◆ **Description of the task**:
In the records below, find the lines that include "screenshot" and copy each.

Stored data:
--*--
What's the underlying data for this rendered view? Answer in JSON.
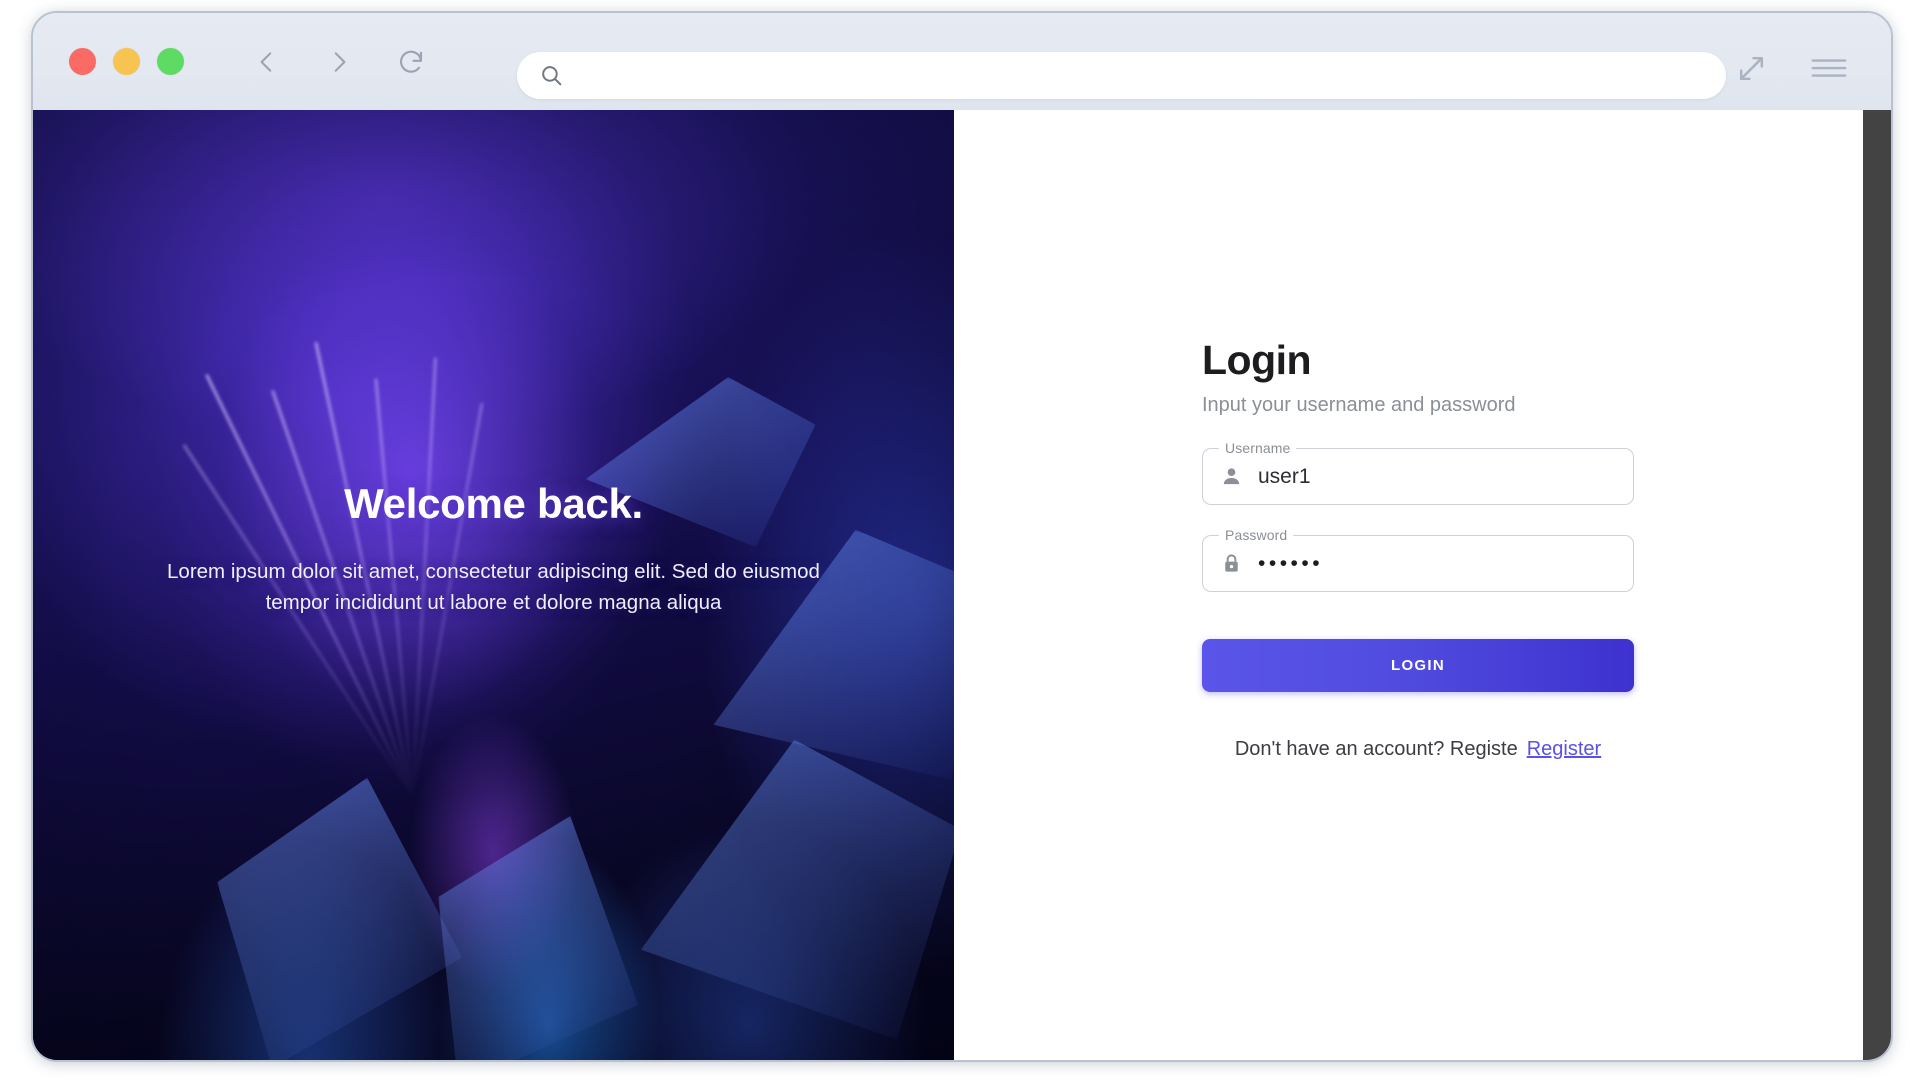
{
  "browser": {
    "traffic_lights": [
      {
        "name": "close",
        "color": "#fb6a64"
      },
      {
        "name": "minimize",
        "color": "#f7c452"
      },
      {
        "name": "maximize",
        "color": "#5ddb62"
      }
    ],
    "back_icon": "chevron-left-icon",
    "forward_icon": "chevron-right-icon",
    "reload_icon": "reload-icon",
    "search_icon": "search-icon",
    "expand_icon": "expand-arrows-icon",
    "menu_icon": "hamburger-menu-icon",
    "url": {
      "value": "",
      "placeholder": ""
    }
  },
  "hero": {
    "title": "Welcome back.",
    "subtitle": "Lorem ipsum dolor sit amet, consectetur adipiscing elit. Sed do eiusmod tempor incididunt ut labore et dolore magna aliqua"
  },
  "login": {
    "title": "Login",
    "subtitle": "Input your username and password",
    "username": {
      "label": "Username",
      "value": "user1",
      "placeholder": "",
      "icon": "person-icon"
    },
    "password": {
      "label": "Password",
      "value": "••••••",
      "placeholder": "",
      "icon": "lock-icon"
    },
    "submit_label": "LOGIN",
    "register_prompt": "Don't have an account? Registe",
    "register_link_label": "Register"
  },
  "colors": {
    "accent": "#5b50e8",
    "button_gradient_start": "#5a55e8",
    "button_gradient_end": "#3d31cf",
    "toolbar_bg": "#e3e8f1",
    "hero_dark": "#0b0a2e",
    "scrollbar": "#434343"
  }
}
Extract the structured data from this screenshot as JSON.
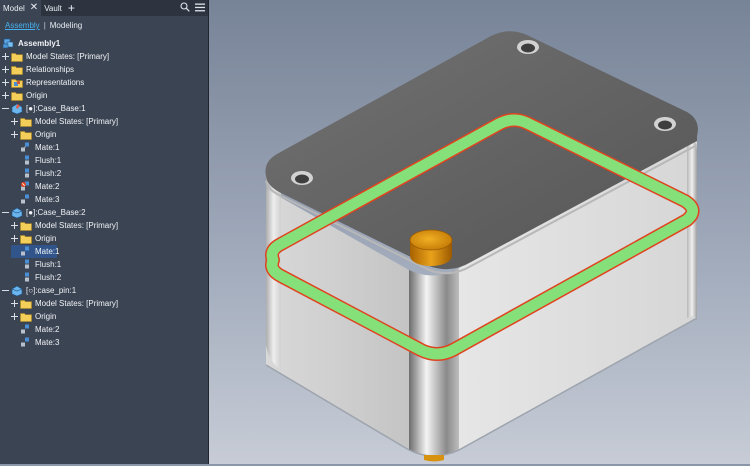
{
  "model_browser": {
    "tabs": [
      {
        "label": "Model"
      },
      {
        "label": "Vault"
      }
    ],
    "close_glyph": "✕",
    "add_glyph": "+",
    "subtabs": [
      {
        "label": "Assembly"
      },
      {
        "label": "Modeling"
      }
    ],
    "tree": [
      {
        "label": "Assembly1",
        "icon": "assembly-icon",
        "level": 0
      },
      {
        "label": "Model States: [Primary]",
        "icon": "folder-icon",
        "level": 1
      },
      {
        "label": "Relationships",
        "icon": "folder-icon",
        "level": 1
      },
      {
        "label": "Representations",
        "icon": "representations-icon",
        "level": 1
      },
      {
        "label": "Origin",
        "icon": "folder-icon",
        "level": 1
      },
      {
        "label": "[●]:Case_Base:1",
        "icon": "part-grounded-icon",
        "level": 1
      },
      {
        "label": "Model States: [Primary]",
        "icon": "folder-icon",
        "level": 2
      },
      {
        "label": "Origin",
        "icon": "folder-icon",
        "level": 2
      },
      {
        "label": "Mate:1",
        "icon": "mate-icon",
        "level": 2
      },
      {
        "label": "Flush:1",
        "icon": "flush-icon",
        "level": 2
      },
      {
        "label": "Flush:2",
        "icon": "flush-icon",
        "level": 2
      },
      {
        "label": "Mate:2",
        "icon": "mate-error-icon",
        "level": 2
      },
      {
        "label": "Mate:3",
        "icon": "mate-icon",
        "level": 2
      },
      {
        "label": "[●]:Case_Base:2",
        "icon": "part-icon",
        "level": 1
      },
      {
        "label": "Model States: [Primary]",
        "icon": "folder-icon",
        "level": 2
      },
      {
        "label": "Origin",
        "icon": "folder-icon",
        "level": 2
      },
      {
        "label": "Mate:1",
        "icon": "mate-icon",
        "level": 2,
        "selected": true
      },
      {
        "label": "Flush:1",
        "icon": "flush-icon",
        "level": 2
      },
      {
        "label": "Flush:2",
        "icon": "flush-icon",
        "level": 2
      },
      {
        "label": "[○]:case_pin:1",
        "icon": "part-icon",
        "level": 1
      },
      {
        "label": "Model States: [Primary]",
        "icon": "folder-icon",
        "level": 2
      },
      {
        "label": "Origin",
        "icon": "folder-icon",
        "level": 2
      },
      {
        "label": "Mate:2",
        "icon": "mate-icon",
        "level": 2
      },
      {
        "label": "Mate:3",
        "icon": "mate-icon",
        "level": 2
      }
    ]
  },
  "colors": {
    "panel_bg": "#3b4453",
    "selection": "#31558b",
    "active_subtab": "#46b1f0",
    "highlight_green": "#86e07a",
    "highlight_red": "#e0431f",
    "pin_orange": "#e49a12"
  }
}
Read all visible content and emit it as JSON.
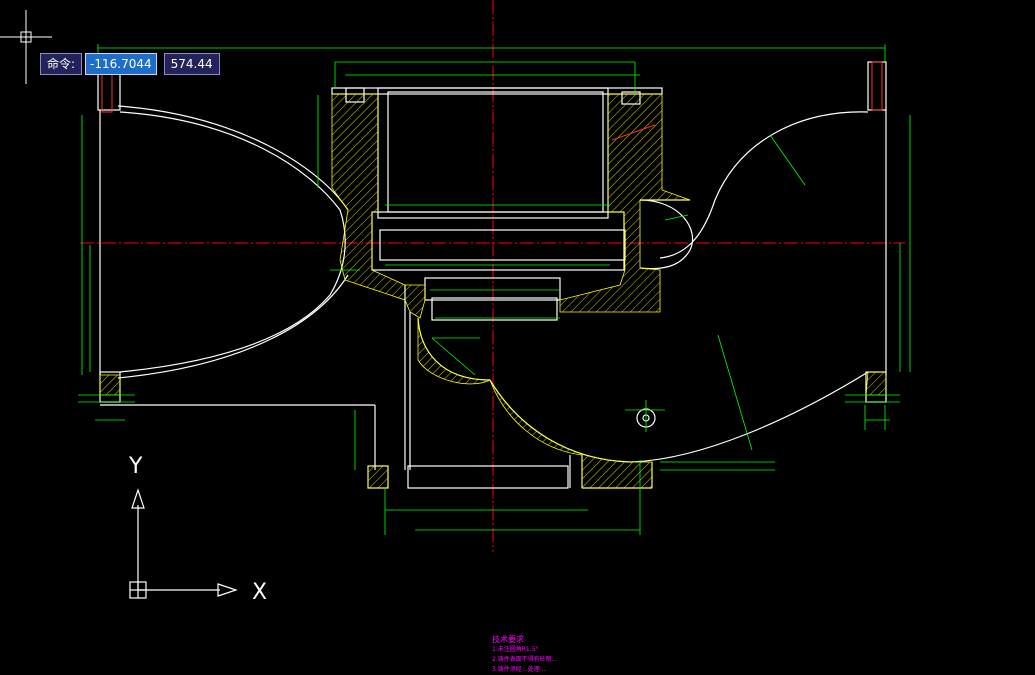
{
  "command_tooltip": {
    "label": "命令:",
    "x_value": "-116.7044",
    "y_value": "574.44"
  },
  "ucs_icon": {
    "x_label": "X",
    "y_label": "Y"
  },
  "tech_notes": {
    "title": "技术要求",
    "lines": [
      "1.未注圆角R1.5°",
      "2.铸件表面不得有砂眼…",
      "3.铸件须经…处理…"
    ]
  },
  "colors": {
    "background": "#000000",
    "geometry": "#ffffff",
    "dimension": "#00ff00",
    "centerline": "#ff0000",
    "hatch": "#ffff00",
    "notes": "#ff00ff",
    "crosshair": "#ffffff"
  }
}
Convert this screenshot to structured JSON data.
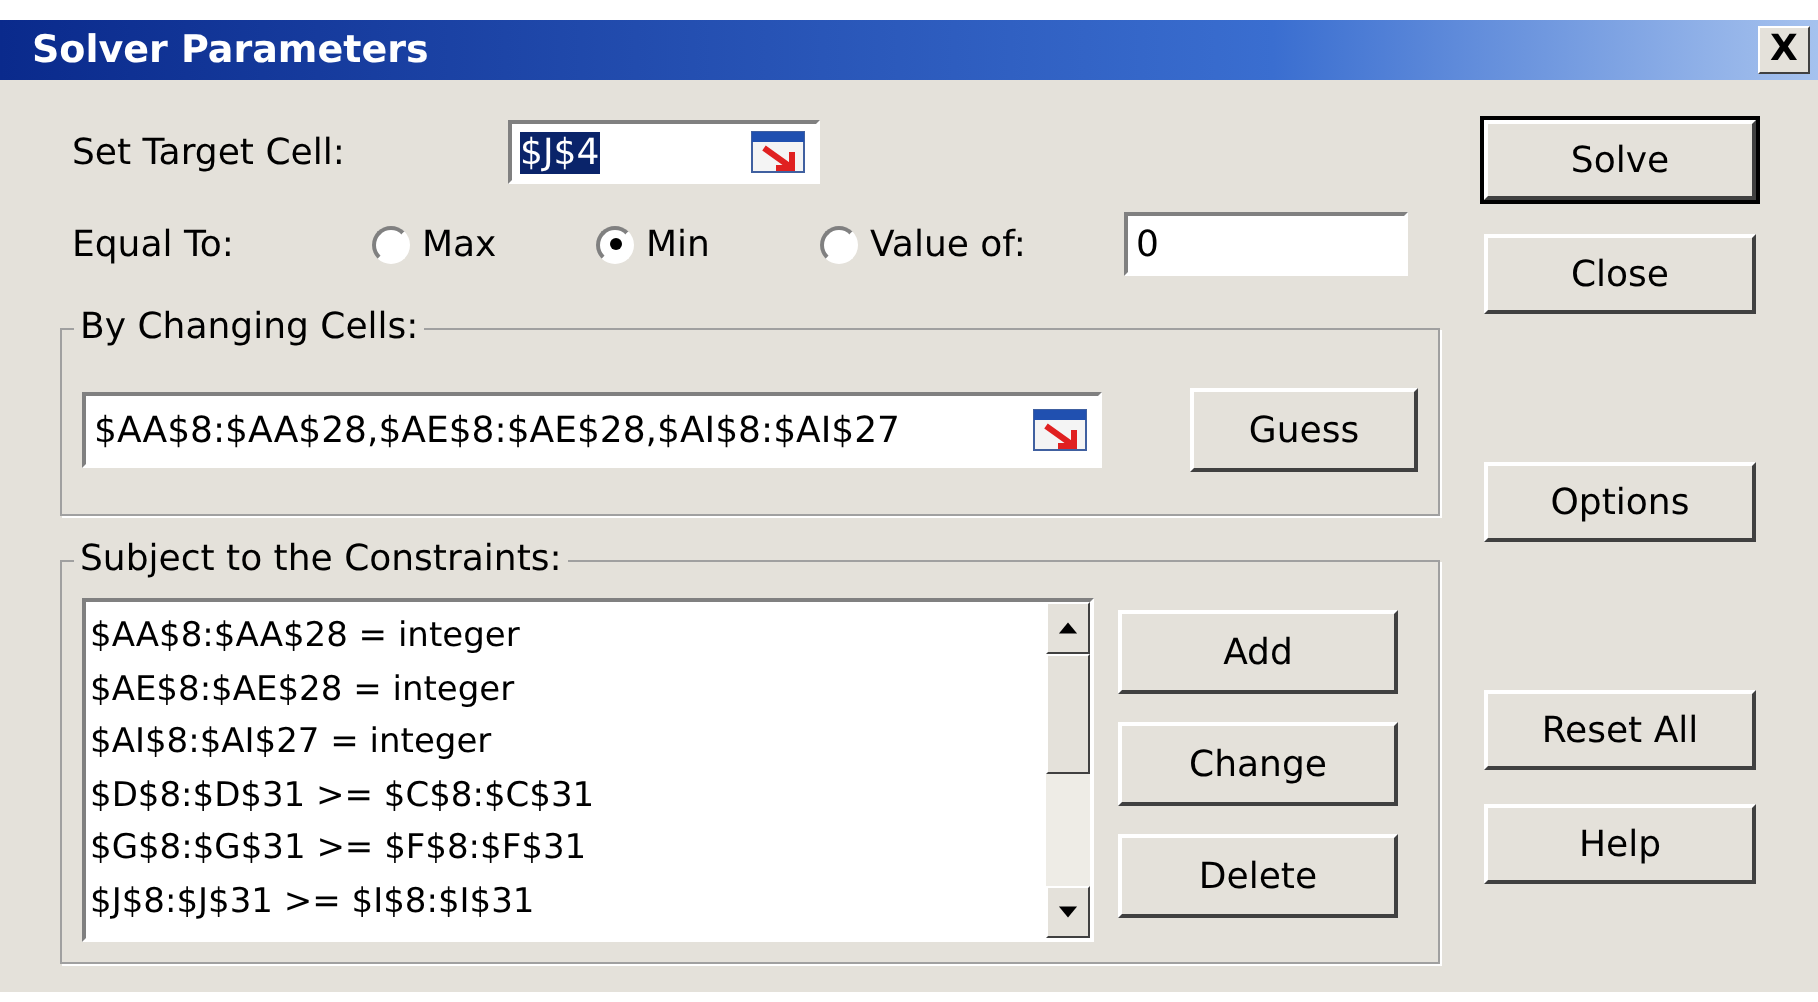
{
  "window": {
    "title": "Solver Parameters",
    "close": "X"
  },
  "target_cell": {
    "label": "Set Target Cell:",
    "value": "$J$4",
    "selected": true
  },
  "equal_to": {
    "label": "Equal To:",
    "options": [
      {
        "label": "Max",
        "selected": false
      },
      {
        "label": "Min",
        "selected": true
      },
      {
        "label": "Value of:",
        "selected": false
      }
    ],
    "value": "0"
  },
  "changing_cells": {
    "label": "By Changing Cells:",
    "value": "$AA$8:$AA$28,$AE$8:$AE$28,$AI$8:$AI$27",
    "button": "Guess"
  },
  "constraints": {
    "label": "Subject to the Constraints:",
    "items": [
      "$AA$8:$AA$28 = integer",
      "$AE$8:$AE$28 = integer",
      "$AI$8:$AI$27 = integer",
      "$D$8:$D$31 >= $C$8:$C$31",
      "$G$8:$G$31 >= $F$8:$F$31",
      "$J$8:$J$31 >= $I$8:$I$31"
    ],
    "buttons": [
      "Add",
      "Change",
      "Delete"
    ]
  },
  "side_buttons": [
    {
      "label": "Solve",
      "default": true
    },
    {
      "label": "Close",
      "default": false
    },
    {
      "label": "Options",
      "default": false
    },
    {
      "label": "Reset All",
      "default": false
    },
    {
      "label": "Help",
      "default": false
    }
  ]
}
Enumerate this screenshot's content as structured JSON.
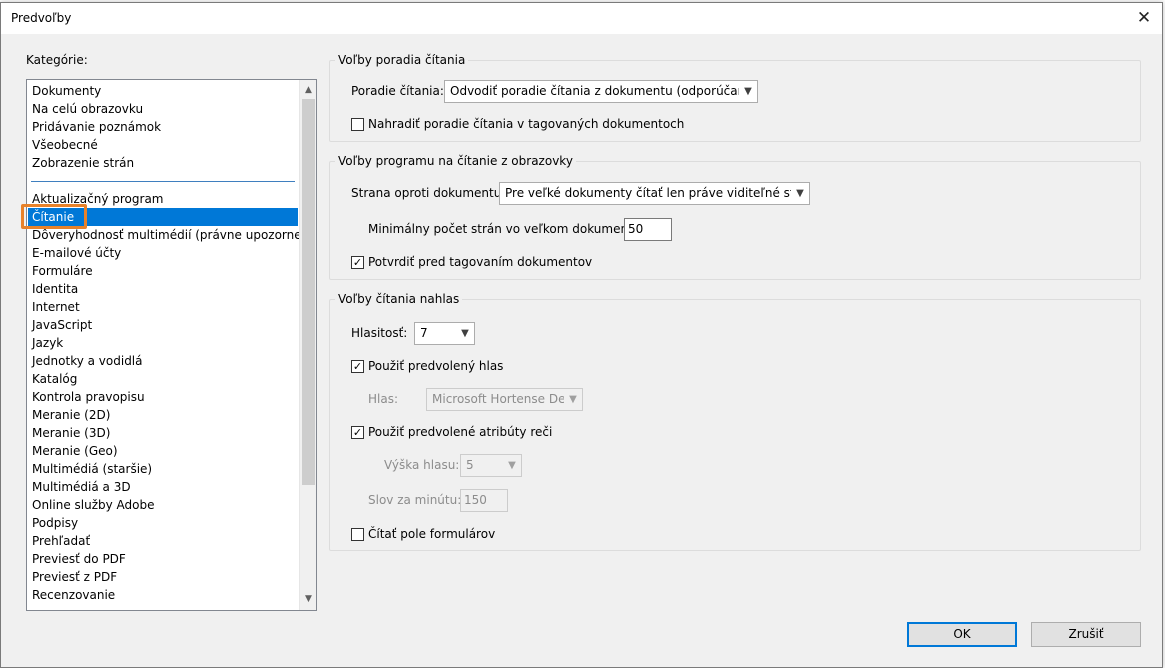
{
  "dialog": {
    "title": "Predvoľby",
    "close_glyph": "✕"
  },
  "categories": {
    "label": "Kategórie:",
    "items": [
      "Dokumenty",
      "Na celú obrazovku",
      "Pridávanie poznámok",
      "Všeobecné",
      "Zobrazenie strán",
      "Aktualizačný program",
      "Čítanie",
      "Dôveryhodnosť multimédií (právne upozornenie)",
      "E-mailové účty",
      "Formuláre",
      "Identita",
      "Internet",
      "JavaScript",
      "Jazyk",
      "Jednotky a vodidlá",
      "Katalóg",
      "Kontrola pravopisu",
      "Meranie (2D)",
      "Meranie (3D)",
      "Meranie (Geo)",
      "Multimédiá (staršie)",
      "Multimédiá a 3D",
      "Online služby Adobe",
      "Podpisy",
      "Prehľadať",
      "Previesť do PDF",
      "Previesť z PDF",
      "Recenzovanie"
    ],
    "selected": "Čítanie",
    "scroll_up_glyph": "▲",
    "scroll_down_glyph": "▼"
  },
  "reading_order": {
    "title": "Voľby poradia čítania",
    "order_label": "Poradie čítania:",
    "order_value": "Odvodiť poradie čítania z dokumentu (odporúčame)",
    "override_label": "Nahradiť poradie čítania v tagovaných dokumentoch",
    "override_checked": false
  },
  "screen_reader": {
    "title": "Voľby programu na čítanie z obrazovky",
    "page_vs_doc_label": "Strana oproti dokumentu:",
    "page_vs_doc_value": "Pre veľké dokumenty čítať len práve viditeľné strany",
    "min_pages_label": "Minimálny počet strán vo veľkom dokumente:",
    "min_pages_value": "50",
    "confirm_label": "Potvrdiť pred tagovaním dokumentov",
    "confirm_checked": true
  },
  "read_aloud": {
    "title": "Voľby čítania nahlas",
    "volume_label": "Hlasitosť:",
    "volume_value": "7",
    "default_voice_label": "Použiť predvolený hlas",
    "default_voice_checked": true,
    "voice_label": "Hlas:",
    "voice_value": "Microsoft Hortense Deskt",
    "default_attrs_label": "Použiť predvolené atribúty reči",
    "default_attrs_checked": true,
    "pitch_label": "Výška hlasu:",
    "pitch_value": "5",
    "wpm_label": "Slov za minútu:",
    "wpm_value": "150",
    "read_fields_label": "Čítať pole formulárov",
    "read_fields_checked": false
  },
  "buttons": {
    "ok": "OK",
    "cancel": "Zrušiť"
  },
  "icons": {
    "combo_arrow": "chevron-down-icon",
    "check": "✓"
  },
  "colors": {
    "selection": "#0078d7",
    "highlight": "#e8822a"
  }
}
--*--
◆ **Answer for this exercise**:
Extract the structured data from this screenshot as JSON.
Convert this screenshot to structured JSON data.
Enumerate this screenshot's content as structured JSON.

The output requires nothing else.